Residual Vein Thrombosis Establishes the Optimal Duration of Oral Anticoagulants (DACUS)
ABSTRACT Background The optimal duration of oral anticoagulant treatment in patients with idiopathic venous thromboembolism is still uncertain . The present study addressed the possible role of the Residual Vein Thrombosis in assessing the need for a prolonged anticoagulation.

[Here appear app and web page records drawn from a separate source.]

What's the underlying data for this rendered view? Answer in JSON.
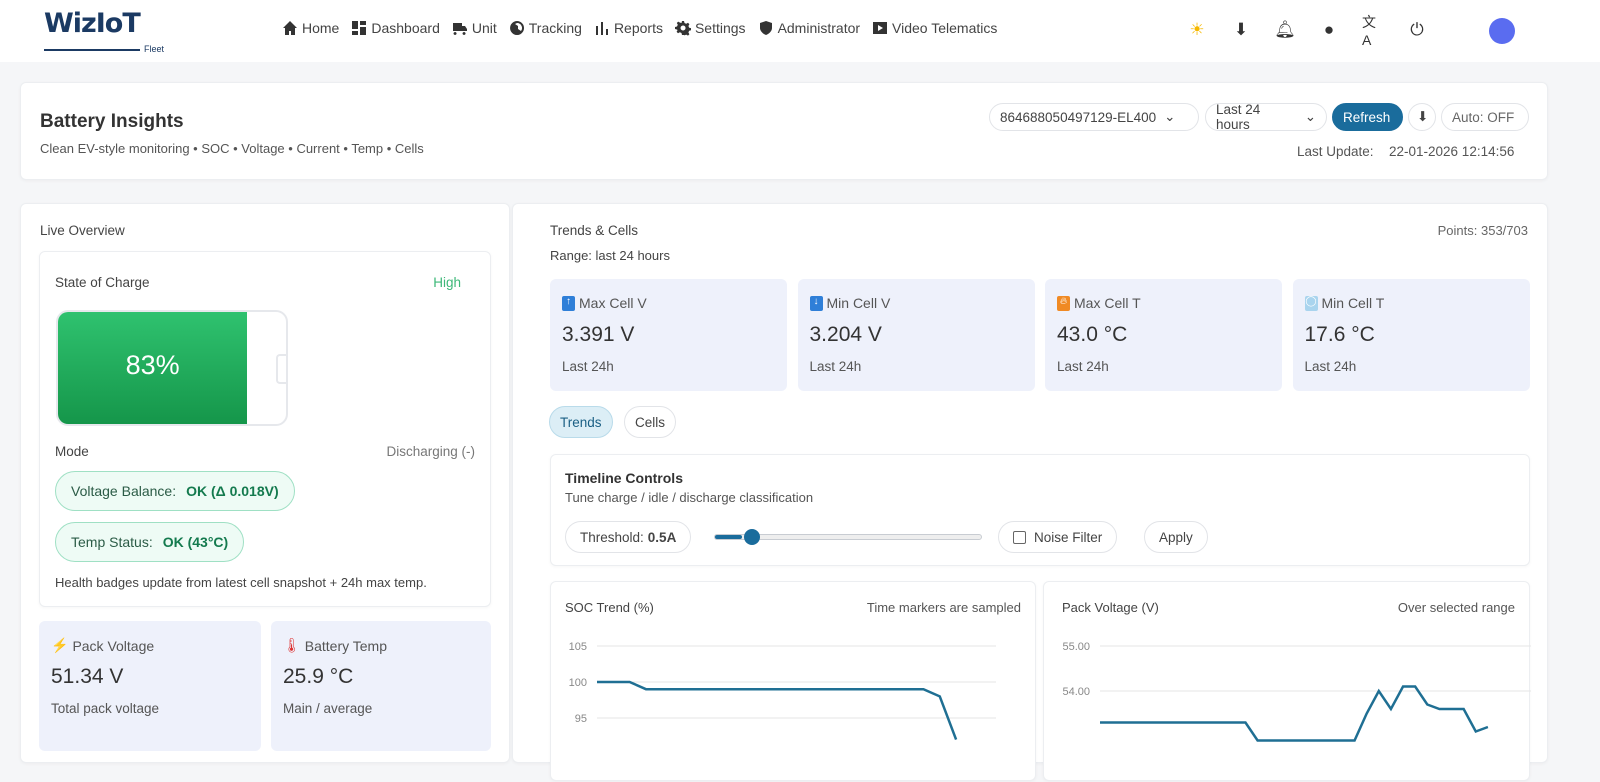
{
  "nav": {
    "logo": "WizIoT",
    "logo_sub": "Fleet",
    "items": [
      {
        "label": "Home",
        "icon": "home-icon"
      },
      {
        "label": "Dashboard",
        "icon": "dashboard-icon"
      },
      {
        "label": "Unit",
        "icon": "truck-icon"
      },
      {
        "label": "Tracking",
        "icon": "globe-icon"
      },
      {
        "label": "Reports",
        "icon": "bar-chart-icon"
      },
      {
        "label": "Settings",
        "icon": "gear-icon"
      },
      {
        "label": "Administrator",
        "icon": "admin-shield-icon"
      },
      {
        "label": "Video Telematics",
        "icon": "video-icon"
      }
    ],
    "right_icons": [
      "sun-icon",
      "download-icon",
      "bell-icon",
      "user-circle-icon",
      "translate-icon",
      "power-icon",
      "bot-avatar"
    ]
  },
  "header": {
    "title": "Battery Insights",
    "subtitle": "Clean EV-style monitoring • SOC • Voltage • Current • Temp • Cells",
    "device": "864688050497129-EL400",
    "range": "Last 24 hours",
    "refresh": "Refresh",
    "auto": "Auto: OFF",
    "last_update_label": "Last Update:",
    "last_update": "22-01-2026 12:14:56"
  },
  "live": {
    "title": "Live Overview",
    "soc_label": "State of Charge",
    "soc_level": "High",
    "soc_value": "83%",
    "soc_percent": 83,
    "mode_label": "Mode",
    "mode_value": "Discharging (-)",
    "badges": [
      {
        "label": "Voltage Balance:",
        "value": "OK (Δ 0.018V)"
      },
      {
        "label": "Temp Status:",
        "value": "OK (43°C)"
      }
    ],
    "note": "Health badges update from latest cell snapshot + 24h max temp.",
    "stats": [
      {
        "title": "Pack Voltage",
        "icon": "lightning-icon",
        "value": "51.34 V",
        "sub": "Total pack voltage"
      },
      {
        "title": "Battery Temp",
        "icon": "thermometer-icon",
        "value": "25.9 °C",
        "sub": "Main / average"
      }
    ]
  },
  "trends": {
    "title": "Trends & Cells",
    "range": "Range: last 24 hours",
    "points": "Points: 353/703",
    "kpis": [
      {
        "title": "Max Cell V",
        "icon": "arrow-up-icon",
        "value": "3.391 V",
        "sub": "Last 24h",
        "color": "#2f7fd8"
      },
      {
        "title": "Min Cell V",
        "icon": "arrow-down-icon",
        "value": "3.204 V",
        "sub": "Last 24h",
        "color": "#2f7fd8"
      },
      {
        "title": "Max Cell T",
        "icon": "fire-icon",
        "value": "43.0 °C",
        "sub": "Last 24h",
        "color": "#f08a24"
      },
      {
        "title": "Min Cell T",
        "icon": "ice-icon",
        "value": "17.6 °C",
        "sub": "Last 24h",
        "color": "#a9d4ee"
      }
    ],
    "tabs": [
      "Trends",
      "Cells"
    ],
    "active_tab": "Trends",
    "timeline": {
      "title": "Timeline Controls",
      "sub": "Tune charge / idle / discharge classification",
      "threshold_label": "Threshold:",
      "threshold_value": "0.5A",
      "slider_fraction": 0.1,
      "noise_filter": "Noise Filter",
      "noise_checked": false,
      "apply": "Apply"
    }
  },
  "chart_data": [
    {
      "type": "line",
      "title": "SOC Trend (%)",
      "note": "Time markers are sampled",
      "yticks": [
        "105",
        "100",
        "95"
      ],
      "ylim": [
        92,
        106
      ],
      "grid": true,
      "color": "#1f6f93",
      "values": [
        100,
        100,
        100,
        99,
        99,
        99,
        99,
        99,
        99,
        99,
        99,
        99,
        99,
        99,
        99,
        99,
        99,
        99,
        99,
        99,
        99,
        98,
        92
      ]
    },
    {
      "type": "line",
      "title": "Pack Voltage (V)",
      "note": "Over selected range",
      "yticks": [
        "55.00",
        "54.00"
      ],
      "ylim": [
        53.1,
        55.2
      ],
      "grid": true,
      "color": "#1f6f93",
      "values": [
        53.3,
        53.3,
        53.3,
        53.3,
        53.3,
        53.3,
        53.3,
        53.3,
        53.3,
        53.3,
        53.3,
        53.3,
        53.3,
        52.9,
        52.9,
        52.9,
        52.9,
        52.9,
        52.9,
        52.9,
        52.9,
        52.9,
        53.5,
        54.0,
        53.6,
        54.1,
        54.1,
        53.7,
        53.6,
        53.6,
        53.6,
        53.1,
        53.2
      ]
    }
  ]
}
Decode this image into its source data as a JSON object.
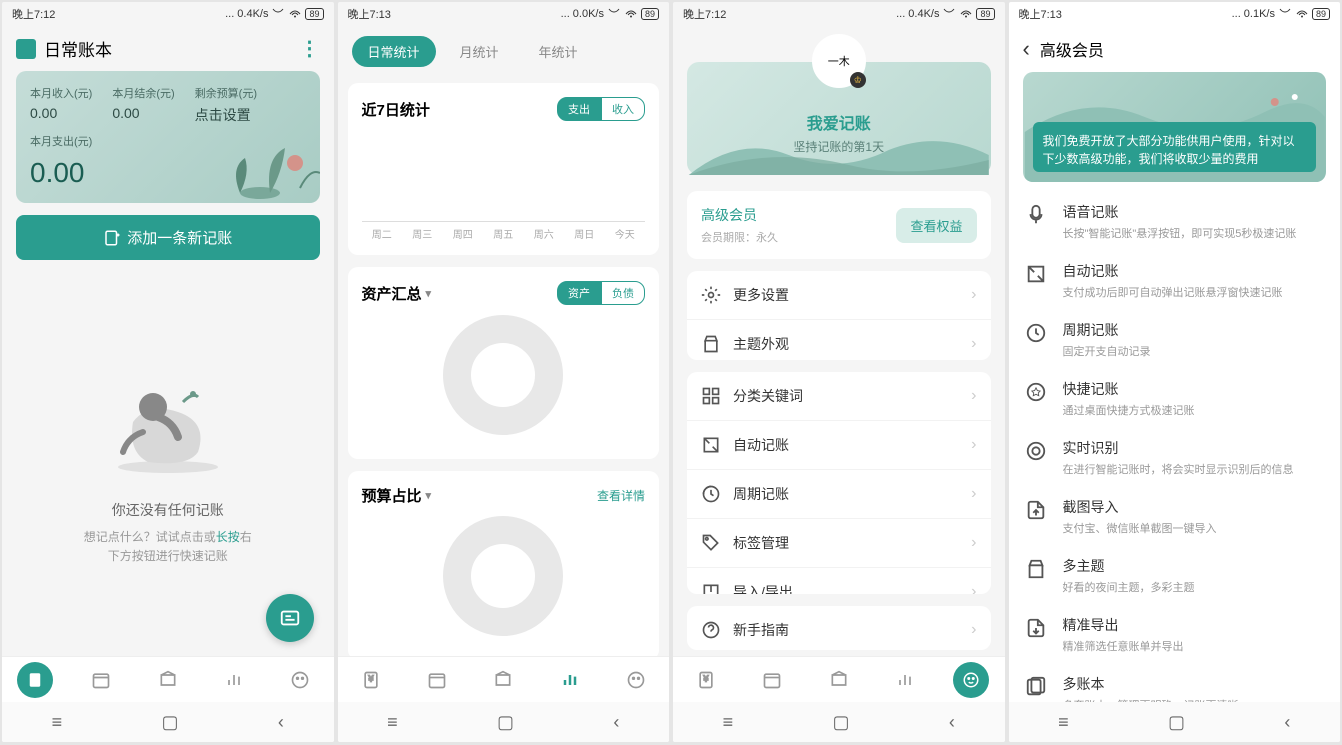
{
  "status": {
    "s1": {
      "time": "晚上7:12",
      "net": "0.4K/s",
      "batt": "89"
    },
    "s2": {
      "time": "晚上7:13",
      "net": "0.0K/s",
      "batt": "89"
    },
    "s3": {
      "time": "晚上7:12",
      "net": "0.4K/s",
      "batt": "89"
    },
    "s4": {
      "time": "晚上7:13",
      "net": "0.1K/s",
      "batt": "89"
    }
  },
  "screen1": {
    "title": "日常账本",
    "income_label": "本月收入(元)",
    "income": "0.00",
    "balance_label": "本月结余(元)",
    "balance": "0.00",
    "budget_label": "剩余预算(元)",
    "budget_value": "点击设置",
    "expense_label": "本月支出(元)",
    "expense": "0.00",
    "add_btn": "添加一条新记账",
    "empty_title": "你还没有任何记账",
    "empty_line1": "想记点什么？试试点击或",
    "empty_longpress": "长按",
    "empty_line1_end": "右",
    "empty_line2": "下方按钮进行快速记账"
  },
  "screen2": {
    "tab1": "日常统计",
    "tab2": "月统计",
    "tab3": "年统计",
    "card1_title": "近7日统计",
    "pill_expense": "支出",
    "pill_income": "收入",
    "axis": [
      "周二",
      "周三",
      "周四",
      "周五",
      "周六",
      "周日",
      "今天"
    ],
    "card2_title": "资产汇总",
    "pill_asset": "资产",
    "pill_debt": "负债",
    "card3_title": "预算占比",
    "view_detail": "查看详情"
  },
  "screen3": {
    "avatar_text": "一木",
    "name": "我爱记账",
    "sub": "坚持记账的第1天",
    "vip_title": "高级会员",
    "vip_sub_label": "会员期限：",
    "vip_sub_value": "永久",
    "vip_btn": "查看权益",
    "menu1": [
      "更多设置",
      "主题外观"
    ],
    "menu2": [
      "分类关键词",
      "自动记账",
      "周期记账",
      "标签管理",
      "导入/导出"
    ],
    "menu3": [
      "新手指南"
    ]
  },
  "screen4": {
    "title": "高级会员",
    "notice": "我们免费开放了大部分功能供用户使用，针对以下少数高级功能，我们将收取少量的费用",
    "features": [
      {
        "name": "语音记账",
        "desc": "长按\"智能记账\"悬浮按钮，即可实现5秒极速记账"
      },
      {
        "name": "自动记账",
        "desc": "支付成功后即可自动弹出记账悬浮窗快速记账"
      },
      {
        "name": "周期记账",
        "desc": "固定开支自动记录"
      },
      {
        "name": "快捷记账",
        "desc": "通过桌面快捷方式极速记账"
      },
      {
        "name": "实时识别",
        "desc": "在进行智能记账时，将会实时显示识别后的信息"
      },
      {
        "name": "截图导入",
        "desc": "支付宝、微信账单截图一键导入"
      },
      {
        "name": "多主题",
        "desc": "好看的夜间主题，多彩主题"
      },
      {
        "name": "精准导出",
        "desc": "精准筛选任意账单并导出"
      },
      {
        "name": "多账本",
        "desc": "多套账本，管理更明确，记账更清晰"
      }
    ]
  }
}
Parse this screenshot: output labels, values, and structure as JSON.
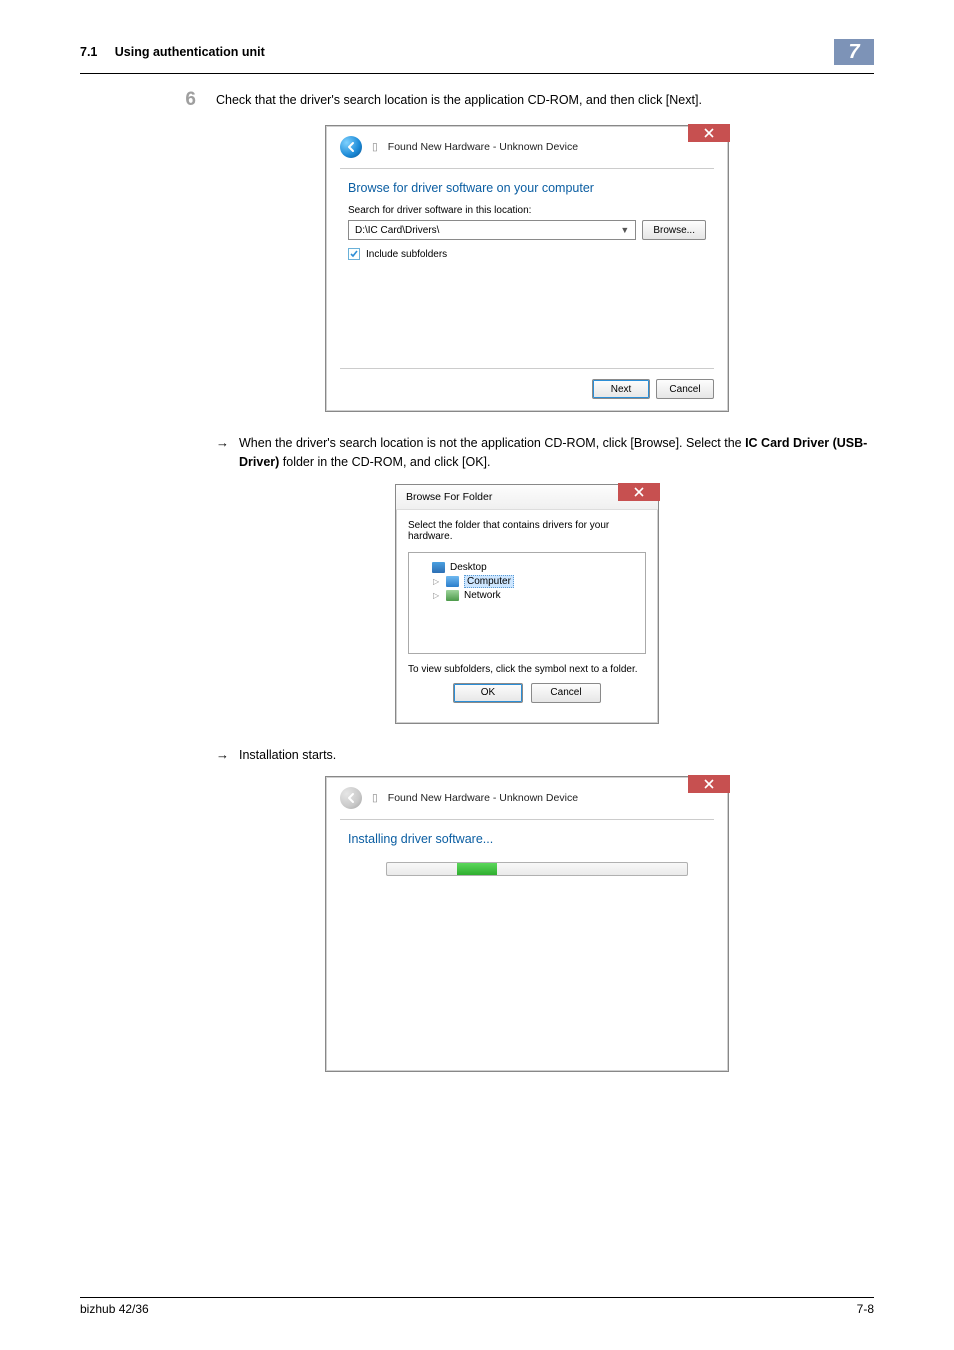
{
  "page": {
    "section_num": "7.1",
    "section_title": "Using authentication unit",
    "chapter_num": "7",
    "footer_left": "bizhub 42/36",
    "footer_right": "7-8"
  },
  "step6": {
    "num": "6",
    "text": "Check that the driver's search location is the application CD-ROM, and then click [Next]."
  },
  "dlg1": {
    "title": "Found New Hardware - Unknown Device",
    "heading": "Browse for driver software on your computer",
    "search_label": "Search for driver software in this location:",
    "path": "D:\\IC Card\\Drivers\\",
    "browse_btn": "Browse...",
    "include_subfolders": "Include subfolders",
    "next_btn": "Next",
    "cancel_btn": "Cancel"
  },
  "arrow1": {
    "text_a": "When the driver's search location is not the application CD-ROM, click [Browse]. Select the ",
    "text_b": "IC Card Driver (USB-Driver)",
    "text_c": " folder in the CD-ROM, and click [OK]."
  },
  "dlg2": {
    "title": "Browse For Folder",
    "msg": "Select the folder that contains drivers for your hardware.",
    "desktop": "Desktop",
    "computer": "Computer",
    "network": "Network",
    "hint": "To view subfolders, click the symbol next to a folder.",
    "ok_btn": "OK",
    "cancel_btn": "Cancel"
  },
  "arrow2": {
    "text": "Installation starts."
  },
  "dlg3": {
    "title": "Found New Hardware - Unknown Device",
    "heading": "Installing driver software..."
  }
}
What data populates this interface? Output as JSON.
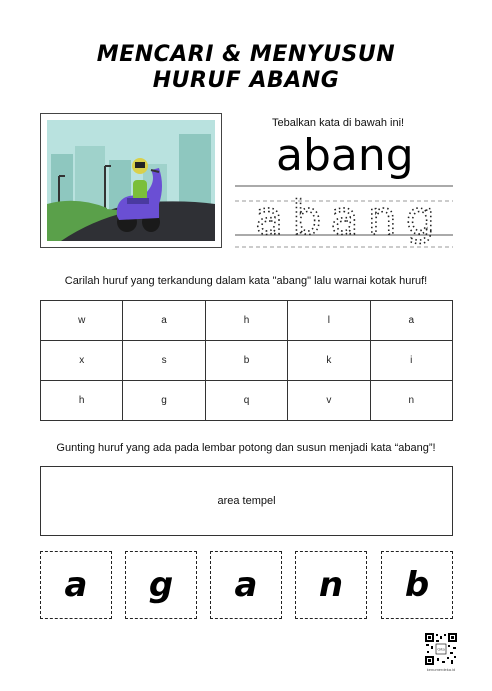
{
  "header": {
    "title_line1": "MENCARI & MENYUSUN",
    "title_line2": "HURUF ABANG"
  },
  "word_section": {
    "instruction": "Tebalkan kata di bawah ini!",
    "word": "abang",
    "trace_word": "abang"
  },
  "grid_section": {
    "instruction": "Carilah huruf yang terkandung dalam kata \"abang\" lalu warnai kotak huruf!",
    "rows": [
      [
        "w",
        "a",
        "h",
        "l",
        "a"
      ],
      [
        "x",
        "s",
        "b",
        "k",
        "i"
      ],
      [
        "h",
        "g",
        "q",
        "v",
        "n"
      ]
    ]
  },
  "cut_section": {
    "instruction": "Gunting huruf yang ada pada lembar potong dan susun menjadi kata “abang”!",
    "paste_area_label": "area tempel",
    "cards": [
      "a",
      "g",
      "a",
      "n",
      "b"
    ]
  },
  "footer": {
    "qr_center_label": "Gita",
    "qr_caption": "kenumerdeka.id"
  },
  "colors": {
    "sky": "#b9e2df",
    "buildings": "#8ec7bf",
    "grass": "#5aa04a",
    "road": "#2f3035",
    "scooter": "#6a4fd4",
    "jacket": "#7bbf3a"
  }
}
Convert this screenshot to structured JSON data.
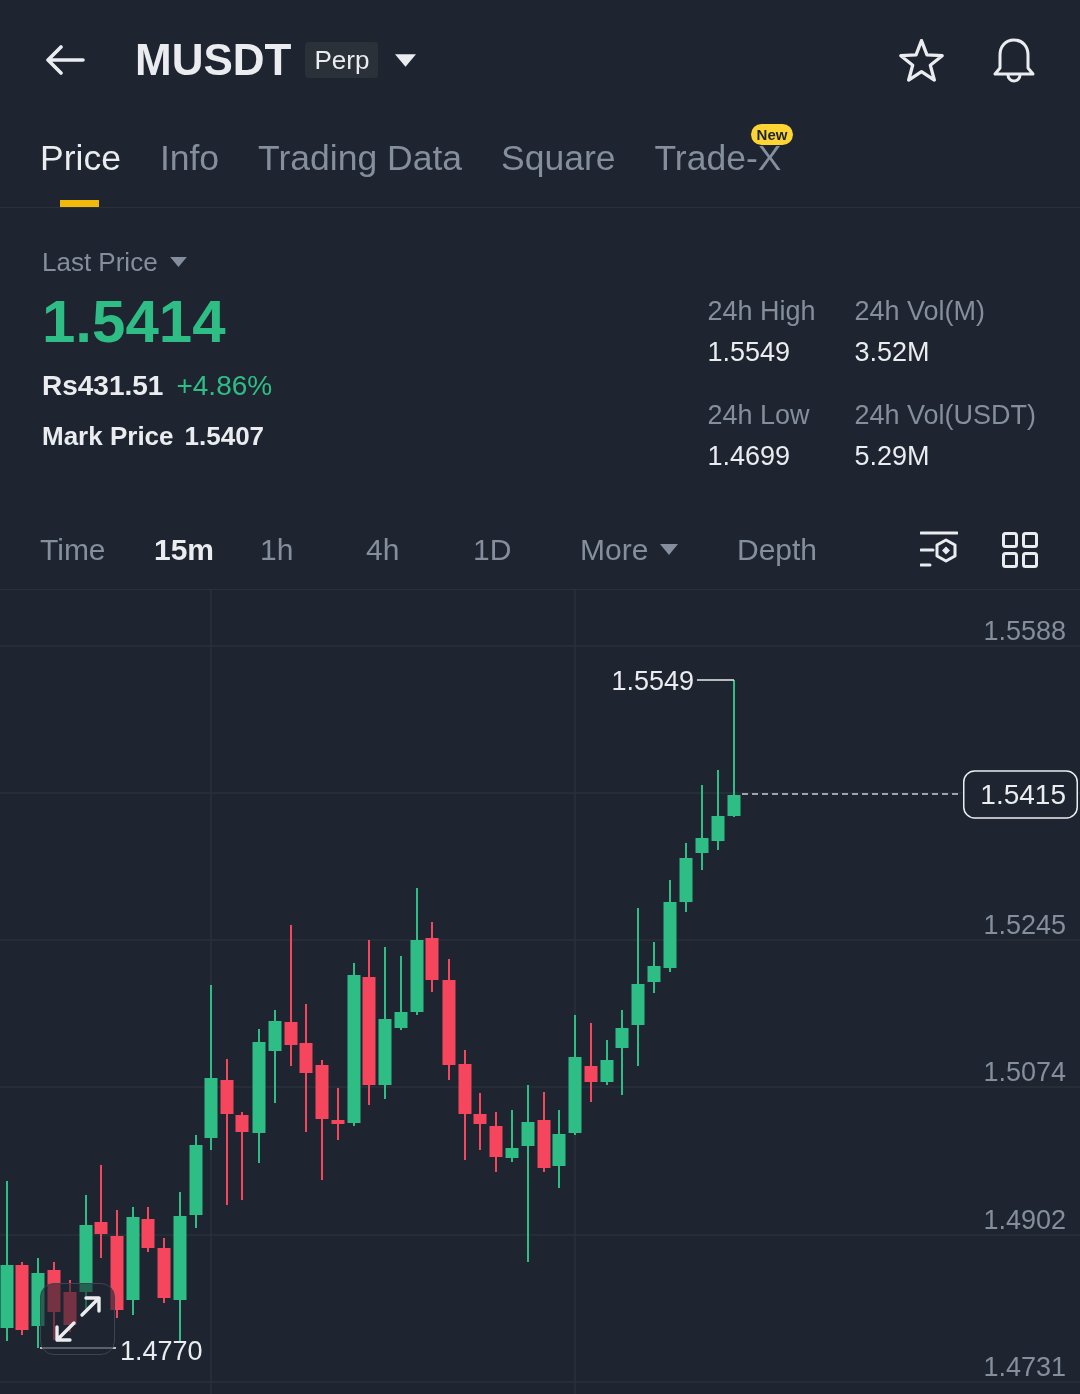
{
  "header": {
    "symbol": "MUSDT",
    "contract_badge": "Perp"
  },
  "tabs": [
    {
      "label": "Price",
      "selected": true
    },
    {
      "label": "Info",
      "selected": false
    },
    {
      "label": "Trading Data",
      "selected": false
    },
    {
      "label": "Square",
      "selected": false
    },
    {
      "label": "Trade-X",
      "selected": false,
      "badge": "New"
    }
  ],
  "price": {
    "selector": "Last Price",
    "last": "1.5414",
    "fiat": "Rs431.51",
    "change": "+4.86%",
    "mark_label": "Mark Price",
    "mark_value": "1.5407"
  },
  "stats": [
    {
      "label": "24h High",
      "value": "1.5549"
    },
    {
      "label": "24h Vol(M)",
      "value": "3.52M"
    },
    {
      "label": "24h Low",
      "value": "1.4699"
    },
    {
      "label": "24h Vol(USDT)",
      "value": "5.29M"
    }
  ],
  "intervals": [
    {
      "label": "Time",
      "kind": "option",
      "selected": false
    },
    {
      "label": "15m",
      "kind": "option",
      "selected": true
    },
    {
      "label": "1h",
      "kind": "option",
      "selected": false
    },
    {
      "label": "4h",
      "kind": "option",
      "selected": false
    },
    {
      "label": "1D",
      "kind": "option",
      "selected": false
    },
    {
      "label": "More",
      "kind": "menu",
      "selected": false
    },
    {
      "label": "Depth",
      "kind": "option",
      "selected": false
    }
  ],
  "chart": {
    "price_axis": [
      "1.5588",
      "1.5245",
      "1.5074",
      "1.4902",
      "1.4731"
    ],
    "high_marker": "1.5549",
    "current_price": "1.5415",
    "low_marker": "1.4770"
  }
}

Methods Patients with a first episode of symptomatic unprovoked or provoked proximal Vein Thrombosis (VT) were given Oral Anticoagulant Treatment (OAT) for 3 months. Residual Vein Thrombosis (RVT), ultrasonographically-detected, will be then assessed. Patients without RVT did not continue OAT, whereas those with RVT will be randomized to either stop or continue OAT for 9 more months. Patients were followed-up prospectively focusing on the study outcomes: occurrence of recurrent venous thromboembolism and major bleeding over a period of at least 12 months after OAT discontinuation.
|Study Design:||Allocation: Randomized
Endpoint Classification: Safety/Efficacy Study
Intervention Model: Single Group Assignment
Masking: Open Label
Primary Purpose: Treatment
|Official Title:||Residual Vein Thrombosis (RVT) Establishes the Optimal Duration of Oral Anticoagulants After a First Episode of Deep Vein Thrombosis of the Lower Limbs|
- Recurrent Venous Thromboembolism
- major and minor haemorrhage
|Study Start Date:||November 2003|
|Estimated Study Completion Date:||September 2006|